PROBLEM TO WORK ON
Output must match the records, character for character.

Website and app data records:
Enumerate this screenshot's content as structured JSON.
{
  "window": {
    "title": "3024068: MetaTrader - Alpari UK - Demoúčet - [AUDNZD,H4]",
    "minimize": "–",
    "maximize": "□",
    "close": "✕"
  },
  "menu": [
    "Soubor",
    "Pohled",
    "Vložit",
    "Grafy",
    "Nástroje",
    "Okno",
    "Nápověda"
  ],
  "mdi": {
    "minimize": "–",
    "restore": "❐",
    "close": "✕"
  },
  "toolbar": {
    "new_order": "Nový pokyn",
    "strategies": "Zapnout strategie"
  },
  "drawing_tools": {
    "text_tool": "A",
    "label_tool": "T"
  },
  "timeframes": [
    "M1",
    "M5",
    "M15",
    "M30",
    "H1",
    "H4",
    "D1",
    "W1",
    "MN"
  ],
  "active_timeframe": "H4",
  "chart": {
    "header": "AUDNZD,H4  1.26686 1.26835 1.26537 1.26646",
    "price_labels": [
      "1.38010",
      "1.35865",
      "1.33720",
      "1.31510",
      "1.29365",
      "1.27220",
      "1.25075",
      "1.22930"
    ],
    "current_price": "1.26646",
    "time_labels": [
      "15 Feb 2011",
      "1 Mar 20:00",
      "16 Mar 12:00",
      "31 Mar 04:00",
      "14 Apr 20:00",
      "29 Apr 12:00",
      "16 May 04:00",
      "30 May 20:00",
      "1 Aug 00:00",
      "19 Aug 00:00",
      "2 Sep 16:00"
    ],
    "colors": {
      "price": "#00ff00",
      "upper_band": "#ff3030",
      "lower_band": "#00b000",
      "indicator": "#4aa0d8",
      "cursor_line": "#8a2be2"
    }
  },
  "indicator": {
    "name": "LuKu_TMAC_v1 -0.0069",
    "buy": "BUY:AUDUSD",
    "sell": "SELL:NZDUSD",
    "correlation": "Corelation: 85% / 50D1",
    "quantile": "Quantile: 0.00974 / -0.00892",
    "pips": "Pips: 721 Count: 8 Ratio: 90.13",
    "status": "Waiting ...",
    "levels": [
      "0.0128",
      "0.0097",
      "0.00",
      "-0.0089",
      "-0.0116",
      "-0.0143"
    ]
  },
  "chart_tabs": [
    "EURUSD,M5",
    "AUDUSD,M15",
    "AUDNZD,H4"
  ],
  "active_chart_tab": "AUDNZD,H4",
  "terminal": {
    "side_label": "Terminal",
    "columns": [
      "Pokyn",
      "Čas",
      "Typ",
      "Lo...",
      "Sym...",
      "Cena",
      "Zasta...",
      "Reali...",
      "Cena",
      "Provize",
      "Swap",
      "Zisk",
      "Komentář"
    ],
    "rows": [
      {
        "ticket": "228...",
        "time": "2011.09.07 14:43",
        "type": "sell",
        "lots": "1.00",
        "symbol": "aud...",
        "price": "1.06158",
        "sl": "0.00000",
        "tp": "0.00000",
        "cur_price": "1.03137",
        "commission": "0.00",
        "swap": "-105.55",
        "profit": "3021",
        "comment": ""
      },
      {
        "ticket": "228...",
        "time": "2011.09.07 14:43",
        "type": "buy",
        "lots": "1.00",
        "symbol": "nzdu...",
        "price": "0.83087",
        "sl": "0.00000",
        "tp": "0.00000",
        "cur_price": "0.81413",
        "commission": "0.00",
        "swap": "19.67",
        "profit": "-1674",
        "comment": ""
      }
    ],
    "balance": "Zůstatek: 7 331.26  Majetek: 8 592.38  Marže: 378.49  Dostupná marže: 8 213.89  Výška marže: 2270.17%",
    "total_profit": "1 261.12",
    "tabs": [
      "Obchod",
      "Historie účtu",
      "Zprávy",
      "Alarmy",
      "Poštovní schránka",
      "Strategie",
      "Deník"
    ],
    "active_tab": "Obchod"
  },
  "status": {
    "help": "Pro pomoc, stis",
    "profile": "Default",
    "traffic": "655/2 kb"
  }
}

RESULT OF THIS EXERCISE
Enumerate this screenshot's content as structured JSON.
{
  "window": {
    "title": "3024068: MetaTrader - Alpari UK - Demoúčet - [AUDNZD,H4]",
    "minimize": "–",
    "maximize": "□",
    "close": "✕"
  },
  "menu": [
    "Soubor",
    "Pohled",
    "Vložit",
    "Grafy",
    "Nástroje",
    "Okno",
    "Nápověda"
  ],
  "mdi": {
    "minimize": "–",
    "restore": "❐",
    "close": "✕"
  },
  "toolbar": {
    "new_order": "Nový pokyn",
    "strategies": "Zapnout strategie"
  },
  "drawing_tools": {
    "text_tool": "A",
    "label_tool": "T"
  },
  "timeframes": [
    "M1",
    "M5",
    "M15",
    "M30",
    "H1",
    "H4",
    "D1",
    "W1",
    "MN"
  ],
  "active_timeframe": "H4",
  "chart": {
    "header": "AUDNZD,H4  1.26686 1.26835 1.26537 1.26646",
    "price_labels": [
      "1.38010",
      "1.35865",
      "1.33720",
      "1.31510",
      "1.29365",
      "1.27220",
      "1.25075",
      "1.22930"
    ],
    "current_price": "1.26646",
    "time_labels": [
      "15 Feb 2011",
      "1 Mar 20:00",
      "16 Mar 12:00",
      "31 Mar 04:00",
      "14 Apr 20:00",
      "29 Apr 12:00",
      "16 May 04:00",
      "30 May 20:00",
      "1 Aug 00:00",
      "19 Aug 00:00",
      "2 Sep 16:00"
    ],
    "colors": {
      "price": "#00ff00",
      "upper_band": "#ff3030",
      "lower_band": "#00b000",
      "indicator": "#4aa0d8",
      "cursor_line": "#8a2be2"
    }
  },
  "indicator": {
    "name": "LuKu_TMAC_v1 -0.0069",
    "buy": "BUY:AUDUSD",
    "sell": "SELL:NZDUSD",
    "correlation": "Corelation: 85% / 50D1",
    "quantile": "Quantile: 0.00974 / -0.00892",
    "pips": "Pips: 721 Count: 8 Ratio: 90.13",
    "status": "Waiting ...",
    "levels": [
      "0.0128",
      "0.0097",
      "0.00",
      "-0.0089",
      "-0.0116",
      "-0.0143"
    ]
  },
  "chart_tabs": [
    "EURUSD,M5",
    "AUDUSD,M15",
    "AUDNZD,H4"
  ],
  "active_chart_tab": "AUDNZD,H4",
  "terminal": {
    "side_label": "Terminal",
    "columns": [
      "Pokyn",
      "Čas",
      "Typ",
      "Lo...",
      "Sym...",
      "Cena",
      "Zasta...",
      "Reali...",
      "Cena",
      "Provize",
      "Swap",
      "Zisk",
      "Komentář"
    ],
    "rows": [
      {
        "ticket": "228...",
        "time": "2011.09.07 14:43",
        "type": "sell",
        "lots": "1.00",
        "symbol": "aud...",
        "price": "1.06158",
        "sl": "0.00000",
        "tp": "0.00000",
        "cur_price": "1.03137",
        "commission": "0.00",
        "swap": "-105.55",
        "profit": "3021",
        "comment": ""
      },
      {
        "ticket": "228...",
        "time": "2011.09.07 14:43",
        "type": "buy",
        "lots": "1.00",
        "symbol": "nzdu...",
        "price": "0.83087",
        "sl": "0.00000",
        "tp": "0.00000",
        "cur_price": "0.81413",
        "commission": "0.00",
        "swap": "19.67",
        "profit": "-1674",
        "comment": ""
      }
    ],
    "balance": "Zůstatek: 7 331.26  Majetek: 8 592.38  Marže: 378.49  Dostupná marže: 8 213.89  Výška marže: 2270.17%",
    "total_profit": "1 261.12",
    "tabs": [
      "Obchod",
      "Historie účtu",
      "Zprávy",
      "Alarmy",
      "Poštovní schránka",
      "Strategie",
      "Deník"
    ],
    "active_tab": "Obchod"
  },
  "status": {
    "help": "Pro pomoc, stis",
    "profile": "Default",
    "traffic": "655/2 kb"
  }
}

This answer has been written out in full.